*WHAT TO WORK ON:* From the records below, find each line with the string "title" and copy it.
═══ INPUT RECORDS ═══
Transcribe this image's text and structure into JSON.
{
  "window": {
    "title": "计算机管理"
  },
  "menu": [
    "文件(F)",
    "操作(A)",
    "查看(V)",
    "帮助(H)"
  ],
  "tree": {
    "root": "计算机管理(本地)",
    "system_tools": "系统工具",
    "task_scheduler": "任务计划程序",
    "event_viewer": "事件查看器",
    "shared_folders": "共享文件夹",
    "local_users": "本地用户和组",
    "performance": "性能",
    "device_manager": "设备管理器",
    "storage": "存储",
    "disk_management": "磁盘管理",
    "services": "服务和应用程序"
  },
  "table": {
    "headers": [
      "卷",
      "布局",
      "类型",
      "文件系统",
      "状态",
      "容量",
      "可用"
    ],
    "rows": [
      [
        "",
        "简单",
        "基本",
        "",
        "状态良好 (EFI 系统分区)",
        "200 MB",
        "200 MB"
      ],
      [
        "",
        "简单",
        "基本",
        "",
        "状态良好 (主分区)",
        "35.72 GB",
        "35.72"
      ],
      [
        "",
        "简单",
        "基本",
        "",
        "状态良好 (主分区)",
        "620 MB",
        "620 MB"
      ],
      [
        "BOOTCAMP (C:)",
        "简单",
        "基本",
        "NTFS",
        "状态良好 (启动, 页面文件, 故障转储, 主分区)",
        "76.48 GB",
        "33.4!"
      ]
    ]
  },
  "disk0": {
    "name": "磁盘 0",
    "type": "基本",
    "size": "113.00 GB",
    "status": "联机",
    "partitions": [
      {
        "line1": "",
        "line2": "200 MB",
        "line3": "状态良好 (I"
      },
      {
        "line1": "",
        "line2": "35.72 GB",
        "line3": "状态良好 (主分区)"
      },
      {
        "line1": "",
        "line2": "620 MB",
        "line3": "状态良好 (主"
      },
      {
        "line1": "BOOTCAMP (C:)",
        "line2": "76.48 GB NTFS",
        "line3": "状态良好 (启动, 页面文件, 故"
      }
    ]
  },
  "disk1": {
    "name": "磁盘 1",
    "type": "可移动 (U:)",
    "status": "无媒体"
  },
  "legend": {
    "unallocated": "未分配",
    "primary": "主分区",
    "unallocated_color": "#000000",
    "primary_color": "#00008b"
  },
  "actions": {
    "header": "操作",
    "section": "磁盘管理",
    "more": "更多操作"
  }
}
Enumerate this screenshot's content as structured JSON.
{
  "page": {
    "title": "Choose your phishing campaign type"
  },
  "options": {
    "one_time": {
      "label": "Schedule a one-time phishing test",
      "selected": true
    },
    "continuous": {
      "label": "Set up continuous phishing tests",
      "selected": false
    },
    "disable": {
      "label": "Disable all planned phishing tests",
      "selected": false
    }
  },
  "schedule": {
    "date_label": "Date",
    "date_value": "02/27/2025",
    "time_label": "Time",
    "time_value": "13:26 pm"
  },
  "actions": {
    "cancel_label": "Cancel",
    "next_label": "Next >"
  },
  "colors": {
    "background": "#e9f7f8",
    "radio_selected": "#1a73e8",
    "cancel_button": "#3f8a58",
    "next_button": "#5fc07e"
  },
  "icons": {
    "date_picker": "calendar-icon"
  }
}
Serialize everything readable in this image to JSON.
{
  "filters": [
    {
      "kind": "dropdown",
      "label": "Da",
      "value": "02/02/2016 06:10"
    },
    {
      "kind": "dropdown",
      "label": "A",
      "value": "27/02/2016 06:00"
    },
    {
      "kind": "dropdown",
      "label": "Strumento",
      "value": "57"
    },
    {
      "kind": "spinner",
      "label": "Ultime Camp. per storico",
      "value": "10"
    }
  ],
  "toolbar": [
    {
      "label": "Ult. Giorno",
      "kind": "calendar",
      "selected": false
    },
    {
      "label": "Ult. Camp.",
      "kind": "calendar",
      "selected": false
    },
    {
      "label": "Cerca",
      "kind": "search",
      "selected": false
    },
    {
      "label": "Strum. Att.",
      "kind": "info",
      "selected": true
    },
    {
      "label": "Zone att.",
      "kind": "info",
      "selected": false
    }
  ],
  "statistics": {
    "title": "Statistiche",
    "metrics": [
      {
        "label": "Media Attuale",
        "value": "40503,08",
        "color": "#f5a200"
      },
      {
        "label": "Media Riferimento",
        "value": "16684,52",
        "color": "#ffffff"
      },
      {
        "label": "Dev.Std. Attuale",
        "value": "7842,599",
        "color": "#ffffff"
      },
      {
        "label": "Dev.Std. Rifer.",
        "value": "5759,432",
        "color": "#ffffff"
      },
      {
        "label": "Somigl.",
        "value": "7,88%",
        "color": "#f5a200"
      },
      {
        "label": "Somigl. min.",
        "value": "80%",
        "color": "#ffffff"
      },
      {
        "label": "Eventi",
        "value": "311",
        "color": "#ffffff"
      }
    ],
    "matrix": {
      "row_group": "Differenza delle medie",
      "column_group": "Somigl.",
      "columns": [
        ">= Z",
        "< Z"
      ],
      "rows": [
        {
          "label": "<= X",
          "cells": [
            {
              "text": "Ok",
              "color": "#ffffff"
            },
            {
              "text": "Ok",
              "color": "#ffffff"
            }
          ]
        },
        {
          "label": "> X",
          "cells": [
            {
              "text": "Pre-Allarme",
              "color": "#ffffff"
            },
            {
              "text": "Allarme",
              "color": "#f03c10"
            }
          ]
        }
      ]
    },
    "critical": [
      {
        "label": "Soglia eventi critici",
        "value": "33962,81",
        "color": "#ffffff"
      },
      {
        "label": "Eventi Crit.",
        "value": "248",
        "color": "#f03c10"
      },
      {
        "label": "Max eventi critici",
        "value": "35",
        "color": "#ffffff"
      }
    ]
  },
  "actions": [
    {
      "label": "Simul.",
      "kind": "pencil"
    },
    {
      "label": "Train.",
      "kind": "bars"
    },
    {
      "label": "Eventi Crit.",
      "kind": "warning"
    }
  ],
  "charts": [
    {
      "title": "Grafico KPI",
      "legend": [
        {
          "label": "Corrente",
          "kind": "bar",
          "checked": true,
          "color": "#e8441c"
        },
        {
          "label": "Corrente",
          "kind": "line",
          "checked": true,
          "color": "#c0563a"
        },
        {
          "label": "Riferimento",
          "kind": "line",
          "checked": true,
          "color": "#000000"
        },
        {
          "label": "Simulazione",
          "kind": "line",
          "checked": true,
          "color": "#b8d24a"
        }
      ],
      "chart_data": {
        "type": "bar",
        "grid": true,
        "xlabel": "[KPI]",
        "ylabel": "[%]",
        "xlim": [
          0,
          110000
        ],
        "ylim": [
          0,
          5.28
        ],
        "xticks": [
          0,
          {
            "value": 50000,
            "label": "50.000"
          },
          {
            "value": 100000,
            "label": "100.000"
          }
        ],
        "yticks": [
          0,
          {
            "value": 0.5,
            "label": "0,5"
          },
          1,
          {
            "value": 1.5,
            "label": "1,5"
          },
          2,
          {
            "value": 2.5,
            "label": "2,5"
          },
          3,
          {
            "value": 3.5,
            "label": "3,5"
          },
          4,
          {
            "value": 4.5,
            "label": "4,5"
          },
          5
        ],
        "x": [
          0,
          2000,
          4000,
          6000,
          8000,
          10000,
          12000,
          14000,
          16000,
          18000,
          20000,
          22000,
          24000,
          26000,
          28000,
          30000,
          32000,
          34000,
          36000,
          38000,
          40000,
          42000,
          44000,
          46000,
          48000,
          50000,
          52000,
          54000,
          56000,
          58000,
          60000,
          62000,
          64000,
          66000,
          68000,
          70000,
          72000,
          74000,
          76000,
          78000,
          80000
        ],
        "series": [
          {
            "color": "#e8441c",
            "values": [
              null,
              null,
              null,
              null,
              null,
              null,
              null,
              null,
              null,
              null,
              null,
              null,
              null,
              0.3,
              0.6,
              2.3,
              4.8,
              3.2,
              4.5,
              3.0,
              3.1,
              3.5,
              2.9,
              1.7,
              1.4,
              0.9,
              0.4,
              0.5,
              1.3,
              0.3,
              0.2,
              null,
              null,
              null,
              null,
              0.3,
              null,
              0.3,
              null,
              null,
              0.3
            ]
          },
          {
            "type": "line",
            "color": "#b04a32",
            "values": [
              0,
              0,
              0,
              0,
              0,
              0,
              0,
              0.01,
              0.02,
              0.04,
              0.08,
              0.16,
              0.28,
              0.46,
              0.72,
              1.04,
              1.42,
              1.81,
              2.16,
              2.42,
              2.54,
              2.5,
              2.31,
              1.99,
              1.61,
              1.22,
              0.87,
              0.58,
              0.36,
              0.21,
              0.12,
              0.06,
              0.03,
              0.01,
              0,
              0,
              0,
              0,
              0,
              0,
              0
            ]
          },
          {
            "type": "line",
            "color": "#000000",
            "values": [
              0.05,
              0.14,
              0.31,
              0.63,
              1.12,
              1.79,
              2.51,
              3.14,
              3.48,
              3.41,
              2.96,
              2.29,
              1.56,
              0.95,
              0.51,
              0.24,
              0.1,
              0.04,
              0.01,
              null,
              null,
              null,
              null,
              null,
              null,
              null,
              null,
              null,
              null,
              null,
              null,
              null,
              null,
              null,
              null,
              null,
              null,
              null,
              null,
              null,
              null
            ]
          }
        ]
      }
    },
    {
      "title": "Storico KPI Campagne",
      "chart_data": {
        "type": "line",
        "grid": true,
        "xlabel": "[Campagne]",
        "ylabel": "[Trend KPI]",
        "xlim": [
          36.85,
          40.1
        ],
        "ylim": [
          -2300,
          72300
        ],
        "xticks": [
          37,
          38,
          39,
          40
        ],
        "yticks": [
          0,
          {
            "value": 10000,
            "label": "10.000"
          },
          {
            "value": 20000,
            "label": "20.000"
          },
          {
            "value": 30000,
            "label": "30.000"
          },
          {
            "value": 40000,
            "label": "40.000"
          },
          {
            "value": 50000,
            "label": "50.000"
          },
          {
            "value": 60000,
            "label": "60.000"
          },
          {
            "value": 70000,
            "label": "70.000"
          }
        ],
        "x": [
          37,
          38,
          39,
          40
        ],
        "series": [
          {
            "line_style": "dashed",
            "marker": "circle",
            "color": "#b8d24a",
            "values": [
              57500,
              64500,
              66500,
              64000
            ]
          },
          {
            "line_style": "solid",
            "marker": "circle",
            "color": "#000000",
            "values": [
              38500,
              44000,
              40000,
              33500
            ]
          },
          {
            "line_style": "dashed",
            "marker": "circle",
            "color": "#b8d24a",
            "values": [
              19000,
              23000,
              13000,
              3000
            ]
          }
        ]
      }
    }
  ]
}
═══
*EXERCISE SOLUTION:*
    "title": "计算机管理"
    "title": "Choose your phishing campaign type"
    "title": "Statistiche",
      "title": "Grafico KPI",
      "title": "Storico KPI Campagne",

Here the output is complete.